[[ PROVIDED DATA open ]]
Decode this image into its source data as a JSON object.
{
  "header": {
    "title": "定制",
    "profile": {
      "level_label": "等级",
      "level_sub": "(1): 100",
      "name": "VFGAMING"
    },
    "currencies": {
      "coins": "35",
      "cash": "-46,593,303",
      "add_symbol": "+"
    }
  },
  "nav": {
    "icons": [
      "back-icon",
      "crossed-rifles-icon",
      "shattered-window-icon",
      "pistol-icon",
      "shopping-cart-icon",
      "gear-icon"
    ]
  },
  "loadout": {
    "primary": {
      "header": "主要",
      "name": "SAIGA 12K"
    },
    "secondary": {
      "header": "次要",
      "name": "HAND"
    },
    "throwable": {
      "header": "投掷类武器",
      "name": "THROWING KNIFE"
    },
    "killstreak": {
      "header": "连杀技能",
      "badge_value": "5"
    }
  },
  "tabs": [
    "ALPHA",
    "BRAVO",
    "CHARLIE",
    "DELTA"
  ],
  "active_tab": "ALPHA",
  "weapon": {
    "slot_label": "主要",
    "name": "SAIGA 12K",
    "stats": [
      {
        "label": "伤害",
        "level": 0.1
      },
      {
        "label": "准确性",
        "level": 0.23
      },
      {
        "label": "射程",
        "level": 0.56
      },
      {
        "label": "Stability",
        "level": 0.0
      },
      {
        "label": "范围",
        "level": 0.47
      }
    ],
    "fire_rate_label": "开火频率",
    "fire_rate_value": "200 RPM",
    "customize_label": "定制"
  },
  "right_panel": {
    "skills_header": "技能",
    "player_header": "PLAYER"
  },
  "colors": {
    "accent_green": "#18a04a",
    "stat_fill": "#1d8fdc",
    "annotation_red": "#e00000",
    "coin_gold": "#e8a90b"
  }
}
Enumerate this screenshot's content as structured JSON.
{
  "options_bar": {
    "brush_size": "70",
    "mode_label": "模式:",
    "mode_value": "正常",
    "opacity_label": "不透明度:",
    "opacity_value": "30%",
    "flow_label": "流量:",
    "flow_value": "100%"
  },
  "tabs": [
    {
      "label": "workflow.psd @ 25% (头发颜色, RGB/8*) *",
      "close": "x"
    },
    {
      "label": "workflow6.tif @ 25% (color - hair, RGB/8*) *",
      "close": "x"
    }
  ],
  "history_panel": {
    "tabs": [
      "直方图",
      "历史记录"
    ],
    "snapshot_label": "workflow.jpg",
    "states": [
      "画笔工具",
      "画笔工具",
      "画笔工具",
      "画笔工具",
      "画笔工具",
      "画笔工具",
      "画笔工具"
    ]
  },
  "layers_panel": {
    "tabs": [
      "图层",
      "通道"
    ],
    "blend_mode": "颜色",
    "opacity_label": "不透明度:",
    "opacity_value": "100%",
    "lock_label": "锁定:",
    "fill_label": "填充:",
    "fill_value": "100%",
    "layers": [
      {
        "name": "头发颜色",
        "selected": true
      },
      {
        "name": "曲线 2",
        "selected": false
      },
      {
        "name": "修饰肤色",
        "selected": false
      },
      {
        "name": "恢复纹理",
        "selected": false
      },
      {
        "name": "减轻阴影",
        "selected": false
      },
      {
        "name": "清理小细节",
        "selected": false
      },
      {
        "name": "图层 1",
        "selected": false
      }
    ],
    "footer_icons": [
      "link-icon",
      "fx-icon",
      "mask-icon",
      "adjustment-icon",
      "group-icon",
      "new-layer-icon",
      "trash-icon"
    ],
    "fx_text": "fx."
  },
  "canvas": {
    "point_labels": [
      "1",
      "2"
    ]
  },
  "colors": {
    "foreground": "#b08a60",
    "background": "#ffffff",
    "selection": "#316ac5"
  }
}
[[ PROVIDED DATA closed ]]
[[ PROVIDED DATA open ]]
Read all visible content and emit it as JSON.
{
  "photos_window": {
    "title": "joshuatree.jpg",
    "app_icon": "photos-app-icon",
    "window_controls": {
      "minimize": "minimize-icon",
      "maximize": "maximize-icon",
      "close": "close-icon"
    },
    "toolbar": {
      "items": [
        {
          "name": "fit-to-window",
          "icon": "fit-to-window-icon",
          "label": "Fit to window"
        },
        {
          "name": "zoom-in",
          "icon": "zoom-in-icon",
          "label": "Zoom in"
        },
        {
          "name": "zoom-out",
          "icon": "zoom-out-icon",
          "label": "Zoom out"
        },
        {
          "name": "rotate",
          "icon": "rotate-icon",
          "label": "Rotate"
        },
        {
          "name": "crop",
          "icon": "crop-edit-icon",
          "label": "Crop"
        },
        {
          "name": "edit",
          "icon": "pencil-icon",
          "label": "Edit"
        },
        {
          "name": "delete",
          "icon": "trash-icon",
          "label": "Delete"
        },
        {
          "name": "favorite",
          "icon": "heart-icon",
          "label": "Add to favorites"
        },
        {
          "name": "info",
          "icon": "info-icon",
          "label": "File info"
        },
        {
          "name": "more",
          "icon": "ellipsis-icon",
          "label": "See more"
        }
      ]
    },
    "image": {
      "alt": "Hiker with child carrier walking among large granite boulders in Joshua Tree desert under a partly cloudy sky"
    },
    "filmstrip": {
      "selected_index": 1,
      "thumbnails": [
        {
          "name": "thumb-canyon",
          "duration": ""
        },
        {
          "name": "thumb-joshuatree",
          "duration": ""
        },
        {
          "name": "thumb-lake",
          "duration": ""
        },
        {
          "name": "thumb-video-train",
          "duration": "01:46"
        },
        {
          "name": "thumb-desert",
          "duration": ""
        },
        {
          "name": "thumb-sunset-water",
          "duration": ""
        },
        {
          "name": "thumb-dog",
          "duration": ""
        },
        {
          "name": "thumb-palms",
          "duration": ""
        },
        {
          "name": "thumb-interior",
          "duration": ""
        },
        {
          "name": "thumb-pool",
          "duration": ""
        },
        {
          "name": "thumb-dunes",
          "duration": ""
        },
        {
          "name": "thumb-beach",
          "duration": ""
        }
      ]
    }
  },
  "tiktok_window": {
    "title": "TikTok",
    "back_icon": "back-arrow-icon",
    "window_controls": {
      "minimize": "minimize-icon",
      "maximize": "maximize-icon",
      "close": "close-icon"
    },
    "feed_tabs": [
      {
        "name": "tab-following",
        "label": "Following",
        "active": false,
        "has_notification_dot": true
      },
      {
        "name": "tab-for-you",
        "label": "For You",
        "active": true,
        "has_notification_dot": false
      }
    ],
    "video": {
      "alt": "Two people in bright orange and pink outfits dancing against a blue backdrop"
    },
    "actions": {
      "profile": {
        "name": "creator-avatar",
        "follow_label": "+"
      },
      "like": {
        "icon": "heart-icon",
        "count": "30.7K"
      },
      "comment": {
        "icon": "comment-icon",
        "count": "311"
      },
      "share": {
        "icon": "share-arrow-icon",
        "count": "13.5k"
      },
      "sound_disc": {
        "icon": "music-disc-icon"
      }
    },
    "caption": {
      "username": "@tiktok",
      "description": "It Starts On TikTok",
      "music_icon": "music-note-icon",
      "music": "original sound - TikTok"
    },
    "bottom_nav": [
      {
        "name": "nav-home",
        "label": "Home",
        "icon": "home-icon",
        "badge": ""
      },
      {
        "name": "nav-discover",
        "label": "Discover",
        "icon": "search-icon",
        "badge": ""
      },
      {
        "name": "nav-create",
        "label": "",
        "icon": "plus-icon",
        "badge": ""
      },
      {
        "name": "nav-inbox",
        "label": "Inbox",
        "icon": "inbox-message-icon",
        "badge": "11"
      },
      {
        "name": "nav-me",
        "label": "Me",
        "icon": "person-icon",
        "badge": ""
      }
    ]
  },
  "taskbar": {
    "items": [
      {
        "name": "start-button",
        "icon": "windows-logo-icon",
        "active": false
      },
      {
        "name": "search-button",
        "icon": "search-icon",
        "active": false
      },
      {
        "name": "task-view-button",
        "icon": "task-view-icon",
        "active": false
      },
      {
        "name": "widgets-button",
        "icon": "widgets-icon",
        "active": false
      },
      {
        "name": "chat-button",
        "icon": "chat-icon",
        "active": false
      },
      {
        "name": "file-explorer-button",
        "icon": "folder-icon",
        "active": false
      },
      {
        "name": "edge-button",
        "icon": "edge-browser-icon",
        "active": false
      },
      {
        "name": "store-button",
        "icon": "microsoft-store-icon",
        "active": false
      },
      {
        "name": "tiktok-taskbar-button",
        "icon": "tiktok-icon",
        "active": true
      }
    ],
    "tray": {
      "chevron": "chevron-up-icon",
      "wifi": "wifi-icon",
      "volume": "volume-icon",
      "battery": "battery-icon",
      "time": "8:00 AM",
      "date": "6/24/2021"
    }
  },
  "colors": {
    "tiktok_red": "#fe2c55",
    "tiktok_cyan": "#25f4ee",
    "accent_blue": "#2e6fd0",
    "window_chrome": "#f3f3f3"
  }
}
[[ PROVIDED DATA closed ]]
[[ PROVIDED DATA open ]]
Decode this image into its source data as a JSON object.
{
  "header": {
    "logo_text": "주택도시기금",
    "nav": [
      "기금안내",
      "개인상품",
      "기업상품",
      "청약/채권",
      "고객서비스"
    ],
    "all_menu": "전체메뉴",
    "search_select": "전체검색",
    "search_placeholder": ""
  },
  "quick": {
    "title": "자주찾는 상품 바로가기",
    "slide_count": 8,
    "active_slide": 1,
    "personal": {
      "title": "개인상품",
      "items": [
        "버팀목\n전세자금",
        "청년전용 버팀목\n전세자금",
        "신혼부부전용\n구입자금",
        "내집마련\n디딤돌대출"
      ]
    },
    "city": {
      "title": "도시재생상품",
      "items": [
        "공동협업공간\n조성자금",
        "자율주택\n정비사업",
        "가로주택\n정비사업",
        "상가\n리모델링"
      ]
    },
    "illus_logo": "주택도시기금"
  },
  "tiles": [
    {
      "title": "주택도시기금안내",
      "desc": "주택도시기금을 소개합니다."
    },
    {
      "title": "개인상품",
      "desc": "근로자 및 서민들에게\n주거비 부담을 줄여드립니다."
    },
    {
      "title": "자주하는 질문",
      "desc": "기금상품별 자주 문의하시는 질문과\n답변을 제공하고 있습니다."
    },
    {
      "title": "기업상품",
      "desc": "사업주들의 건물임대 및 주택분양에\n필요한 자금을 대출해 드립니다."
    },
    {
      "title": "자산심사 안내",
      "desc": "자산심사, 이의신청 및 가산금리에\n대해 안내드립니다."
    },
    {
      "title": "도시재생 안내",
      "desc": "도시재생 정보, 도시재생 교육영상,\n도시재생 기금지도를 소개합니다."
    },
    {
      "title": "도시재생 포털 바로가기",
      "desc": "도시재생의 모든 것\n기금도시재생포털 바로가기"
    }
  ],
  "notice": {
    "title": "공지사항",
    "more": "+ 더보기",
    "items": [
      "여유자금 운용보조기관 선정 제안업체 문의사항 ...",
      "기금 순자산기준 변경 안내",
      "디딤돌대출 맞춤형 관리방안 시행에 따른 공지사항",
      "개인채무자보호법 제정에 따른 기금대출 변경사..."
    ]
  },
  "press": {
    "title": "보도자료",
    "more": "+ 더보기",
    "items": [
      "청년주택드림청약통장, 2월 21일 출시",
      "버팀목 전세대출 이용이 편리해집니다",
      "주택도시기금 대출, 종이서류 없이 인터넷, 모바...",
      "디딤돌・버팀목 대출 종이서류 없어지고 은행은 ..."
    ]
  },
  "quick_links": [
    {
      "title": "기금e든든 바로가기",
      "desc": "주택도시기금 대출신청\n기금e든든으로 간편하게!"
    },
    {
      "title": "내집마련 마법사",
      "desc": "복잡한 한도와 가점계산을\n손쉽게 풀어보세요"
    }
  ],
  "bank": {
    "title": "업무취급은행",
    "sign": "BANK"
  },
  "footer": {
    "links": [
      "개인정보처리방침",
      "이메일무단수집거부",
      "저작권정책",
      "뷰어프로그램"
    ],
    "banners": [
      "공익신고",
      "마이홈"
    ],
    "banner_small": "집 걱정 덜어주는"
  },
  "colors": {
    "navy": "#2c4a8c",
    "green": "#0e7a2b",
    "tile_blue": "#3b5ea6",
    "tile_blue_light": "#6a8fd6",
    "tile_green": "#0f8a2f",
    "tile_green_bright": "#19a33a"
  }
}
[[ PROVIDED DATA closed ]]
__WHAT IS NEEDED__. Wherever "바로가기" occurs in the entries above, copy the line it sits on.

__EXERCISE SOLUTION__.
    "title": "자주찾는 상품 바로가기",
      "title": "도시재생 포털 바로가기",
      "desc": "도시재생의 모든 것\n기금도시재생포털 바로가기"
      "title": "기금e든든 바로가기",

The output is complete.